Many musicians and songwriters have their own home studios these days. However, it is a rarity to hear these home demos on the radio or on a record. This is because there are so many benefits to recording in a professional studio; from standard of equipment and professional knowledge, to acoustic treatment and post production, a professional recording session can save hours of laborious mixing, and help get your music to peoples’ ears in the way you always dreamt of.
Even those who have their own set up at home often choose to demo their material in a professional studio before making an official record. This is also a viable route for those who are seeking to further their career within the music industry without having to spend a lot of money. For those who only have the ability to present their songs on a single instrument and voice for instance, demoing songs can be an invaluable way to put flesh on the bones of a basic song idea. Many engineers are performers themselves, and if they are not, will have access to such musicians.
In the digital age, many virtual instruments mean that an engineer can provide a full orchestra behind your music, without having to hire the musicians. For line-ups beyond the singer-songwriter or solo artist, a professional studio will be equipped to handle the requirements of a full band.
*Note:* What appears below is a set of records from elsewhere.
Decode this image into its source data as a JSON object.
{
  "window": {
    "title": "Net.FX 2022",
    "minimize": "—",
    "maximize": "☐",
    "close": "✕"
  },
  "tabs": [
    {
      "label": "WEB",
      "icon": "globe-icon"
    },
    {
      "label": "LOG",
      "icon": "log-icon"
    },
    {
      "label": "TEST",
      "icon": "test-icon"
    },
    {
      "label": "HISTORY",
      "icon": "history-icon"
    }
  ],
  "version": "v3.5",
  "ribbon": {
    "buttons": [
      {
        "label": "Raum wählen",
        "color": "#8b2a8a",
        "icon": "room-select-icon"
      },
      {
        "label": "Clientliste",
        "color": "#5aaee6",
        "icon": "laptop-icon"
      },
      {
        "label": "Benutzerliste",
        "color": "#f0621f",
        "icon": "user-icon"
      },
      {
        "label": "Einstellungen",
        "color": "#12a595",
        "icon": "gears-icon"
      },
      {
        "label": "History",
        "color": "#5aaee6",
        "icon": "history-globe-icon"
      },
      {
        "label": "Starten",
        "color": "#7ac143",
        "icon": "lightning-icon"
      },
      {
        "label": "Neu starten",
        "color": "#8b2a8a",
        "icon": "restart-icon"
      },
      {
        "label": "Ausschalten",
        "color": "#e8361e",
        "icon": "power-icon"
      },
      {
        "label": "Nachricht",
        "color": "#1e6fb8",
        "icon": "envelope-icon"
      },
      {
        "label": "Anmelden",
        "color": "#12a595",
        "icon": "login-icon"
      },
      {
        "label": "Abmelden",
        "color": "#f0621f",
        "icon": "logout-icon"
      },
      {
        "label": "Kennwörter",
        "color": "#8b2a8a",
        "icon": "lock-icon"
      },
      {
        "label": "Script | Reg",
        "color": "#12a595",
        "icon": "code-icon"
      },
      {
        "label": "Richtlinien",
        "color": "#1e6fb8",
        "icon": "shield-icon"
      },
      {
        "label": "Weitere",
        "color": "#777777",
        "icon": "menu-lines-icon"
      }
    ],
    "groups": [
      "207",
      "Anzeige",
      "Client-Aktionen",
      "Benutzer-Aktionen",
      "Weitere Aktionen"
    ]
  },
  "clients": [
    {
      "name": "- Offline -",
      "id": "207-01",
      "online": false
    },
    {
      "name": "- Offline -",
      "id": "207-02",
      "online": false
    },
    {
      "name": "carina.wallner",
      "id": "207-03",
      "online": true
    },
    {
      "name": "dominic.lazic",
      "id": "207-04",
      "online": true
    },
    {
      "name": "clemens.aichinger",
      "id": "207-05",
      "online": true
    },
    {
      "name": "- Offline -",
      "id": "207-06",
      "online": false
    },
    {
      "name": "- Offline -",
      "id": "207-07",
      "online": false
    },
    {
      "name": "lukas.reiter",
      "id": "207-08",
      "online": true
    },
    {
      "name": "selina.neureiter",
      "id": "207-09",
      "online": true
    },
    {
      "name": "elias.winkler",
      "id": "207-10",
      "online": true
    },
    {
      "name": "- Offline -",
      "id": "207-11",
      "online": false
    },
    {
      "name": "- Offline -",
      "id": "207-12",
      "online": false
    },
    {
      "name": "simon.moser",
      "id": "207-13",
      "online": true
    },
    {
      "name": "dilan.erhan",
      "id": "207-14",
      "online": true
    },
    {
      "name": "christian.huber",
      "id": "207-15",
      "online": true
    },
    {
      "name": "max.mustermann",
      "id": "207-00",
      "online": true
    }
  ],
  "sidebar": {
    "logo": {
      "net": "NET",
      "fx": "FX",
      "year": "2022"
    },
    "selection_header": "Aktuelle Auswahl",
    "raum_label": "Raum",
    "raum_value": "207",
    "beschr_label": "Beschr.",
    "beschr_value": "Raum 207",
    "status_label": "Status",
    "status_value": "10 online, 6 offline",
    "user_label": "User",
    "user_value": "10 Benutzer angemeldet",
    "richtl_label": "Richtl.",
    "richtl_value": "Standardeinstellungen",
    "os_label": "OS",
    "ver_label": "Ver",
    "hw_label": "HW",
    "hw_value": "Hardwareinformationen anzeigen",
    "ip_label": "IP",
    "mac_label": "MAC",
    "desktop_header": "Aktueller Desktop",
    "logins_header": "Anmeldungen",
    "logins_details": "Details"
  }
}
There will be a dedicated space for the drummer, singer, guitarist, keys player, even the string quartet or horn section in some grander cases. There is not only the space, but also the acoustics to get the right sound. Dedicated drum rooms and vocal booths give separation and clarity to recordings. Ever hear traffic noise behind a professional recording? Most studios are specifically designed to block out sound, or are located away from background noise that your home set up may not be able to avoid. This is of particular benefit to non-music based recording projects, as background noise on a spoken-word recording is far harder to mask than a full electric band.
Once an artist or band has honed its sound, then a professional studio is a very important part of the process to getting a finished product. Dependent on budget, a recording session from a few days to several months is much easier to undertake in a professional environment. Firstly, the day-to-day distractions are not there, because a good professional recording studio will have a relaxed but creatively focused atmosphere. Even if you arrive at the studio each morning, and leave each evening, you are safe in the knowledge that when you return, the microphones will still be set up, the amps will still be working, and there is at least one pair of ears in the room which are listening for any undesirable sounds and also someone dedicated to making sure that everything runs smoothly. Many studios are also able to help you with the post production considerations of your finished article, from the obvious considerations of mixing and mastering, to CD duplication, artwork layout, and in some cases, where to send the record to next!
Professional studios have spent thousands, not only on creating a great sounding space, but also getting the right studio recording equipment. You may wish to bring your own amplifier or drum kit for your own unique sound, but this is not essential as most professional studios will have good backline. It is important to choose the right studio for your music, admittedly, but industry standards such as the Neumann, AKG and Shure microphones, and outboard such as Avalon are all good indicators that the studio has invested in the right equipment.
The final and possibly most crucial element that makes using a professional studio so important is the staff who work in it. They will have a greater understanding of the studio’s capabilities, and will be able to work fast and efficiently, without compromising the quality of the recording. They can also be an ‘extra member’ of your project, lending suggestions and not inconsiderable experience. Don’t be afraid to ask their opinion, or listen to it – remember, they have done this many times already.